Denice’s work focuses on education and labor market inequality in the U.S. Specifically, he is interested in the ways in which the quantity and quality of education one attains affect earnings and other labor market outcomes, circuitous and nontraditional pathways through education, how policies and procedures in the workplace impact employee pay and satisfaction, and how public education policies and reforms alleviate or exacerbate unequal access to high quality schools. In 2013, the American Enterprise Institute and the Thomas B. Fordham Institute named Denice an Emerging Education Policy Scholar. Denice is also a research analyst at the University of Washington’s Center on Reinventing Public Education, where he focuses on the opportunities and inequalities related to school choice policies in K-12 public education. 


When They Choose Public Schools, What Do Parents Want?

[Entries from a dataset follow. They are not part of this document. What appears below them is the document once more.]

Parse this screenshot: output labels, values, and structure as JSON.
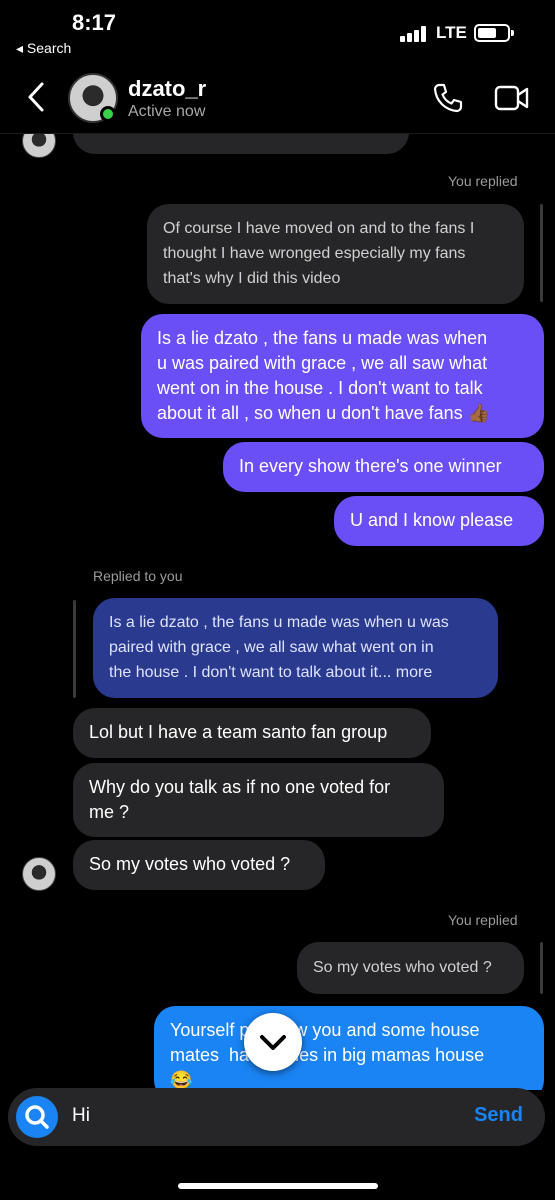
{
  "status_bar": {
    "time": "8:17",
    "back_app": "◂ Search",
    "network": "LTE"
  },
  "header": {
    "contact_name": "dzato_r",
    "contact_status": "Active now"
  },
  "messages": {
    "m1_meta": "You replied",
    "m1_quoted": [
      "Of course I have moved on and to the fans I",
      "thought I have wronged especially my fans",
      "that's why I did this video"
    ],
    "m2": [
      "Is a lie dzato , the fans u made was when",
      "u was paired with grace , we all saw what",
      "went on in the house . I don't want to talk",
      "about it all , so when u don't have fans 👍🏾"
    ],
    "m3": "In every show there's one winner",
    "m4": "U and I know please",
    "m5_meta": "Replied to you",
    "m5_quoted": [
      "Is a lie dzato , the fans u made was when u was",
      "paired with grace , we all saw what went on in",
      "the house . I don't want to talk about it... more"
    ],
    "m6": "Lol but I have a team santo fan group",
    "m7": [
      "Why do you talk as if no one voted for",
      "me ?"
    ],
    "m8": "So my votes who voted ?",
    "m9_meta": "You replied",
    "m9_quoted": "So my votes who voted ?",
    "m10": [
      "Yourself p     now you and some house",
      "mates  ha      ones in big mamas house",
      "😂"
    ]
  },
  "composer": {
    "input_value": "Hi",
    "send_label": "Send"
  },
  "colors": {
    "purple_bubble": "#6b4ff6",
    "blue_bubble": "#1a84f4",
    "incoming_bubble": "#262628",
    "online": "#3ad04a"
  }
}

In the News

Quoted by Liz Alderman in "Britain Aims to Close Gender Pay Gap with Transparency and Shame," The New York Times, April 4, 2018.
Research discussed by Bruce Fuller, in "The Verdict on Charter Schools?," The Atlantic, February 8, 2016.
Research discussed by Ingrid Jacques, in "Is Common Enrollment Right for Detroit?," Detroit News, June 4, 2015.
Research discussed by Arianna Prother, in "Denver, New Orleans Offer Lessons on Streamlining Enrollment between Sectors," Education Week, May 11, 2015.
Research discussed by Danielle Dreilinger, in "5 OneApp Frustrations: Report Details Parent Concerns," The Times-Picayune, May 11, 2015.
Research discussed by Dan Berrett, in "2 Years of For-Profit College? Earnings No Better than after High School," The Chronicle of Higher Education, April 29, 2013.
Research discussed by Sean Cavanagh, in "Study: Charters Perform Well in Serving Special Needs Students," Education Week, November 21, 2012.

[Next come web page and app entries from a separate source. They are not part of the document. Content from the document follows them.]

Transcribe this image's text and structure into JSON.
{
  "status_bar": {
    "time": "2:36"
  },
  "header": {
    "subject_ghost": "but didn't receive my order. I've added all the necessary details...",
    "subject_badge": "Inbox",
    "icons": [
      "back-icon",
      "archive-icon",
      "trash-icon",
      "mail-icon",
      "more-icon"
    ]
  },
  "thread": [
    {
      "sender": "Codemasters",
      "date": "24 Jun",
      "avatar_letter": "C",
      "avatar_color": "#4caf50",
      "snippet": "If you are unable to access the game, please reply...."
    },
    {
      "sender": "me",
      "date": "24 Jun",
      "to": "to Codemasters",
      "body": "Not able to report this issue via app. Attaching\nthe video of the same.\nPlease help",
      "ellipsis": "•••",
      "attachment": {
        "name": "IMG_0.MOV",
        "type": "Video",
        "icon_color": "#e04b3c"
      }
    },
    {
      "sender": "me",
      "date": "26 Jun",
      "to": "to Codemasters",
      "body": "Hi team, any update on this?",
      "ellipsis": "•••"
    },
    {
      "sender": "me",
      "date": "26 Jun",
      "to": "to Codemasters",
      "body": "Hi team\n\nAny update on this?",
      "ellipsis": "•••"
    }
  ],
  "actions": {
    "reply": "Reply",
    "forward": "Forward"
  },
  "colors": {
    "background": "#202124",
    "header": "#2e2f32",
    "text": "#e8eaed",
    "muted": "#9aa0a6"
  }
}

"Does It Pay to Attend a For-Profit College? Horizontal and Vertical Stratification in Higher Education" Social Science Research 52, no. 1 (2015): 161-178.

Discusses the expansion of the higher education market through open-access schools (like for-profit institutions) and how it has given traditionally disadvantaged students the opportunity to attend college. Argues that for-profit students who either don’t complete a degree or earn a two-year degree do not earn more in wages than those with only a high school diploma.

"Common Enrollment, Parents, and School Choice: Early Evidence from Denver and New Orleans," (with Bethany Gross and Michael DeArmond), Center on Reinventing Public Education, May 2015.

Draws from qualitative data - including interviews with parents as well as school and district leaders - this paper highlights the successes and lingering challenges of implementing a system of school choosing that aims to be more centralized, transparent, and accessible than the fragmented system that existed previously.

"The Power of Transparency: Evidence from a British Workplace Survey" (with Jake Rosenfeld). American Sociological Review 80, no. 5 (2015): 1045-1068.

Examines whether the dissemination of organizational financial information shifts power dynamics within workplaces, finding that employees whose managers share financial information earn about 8 to 12 percent more than employees whose managers keep such information secret.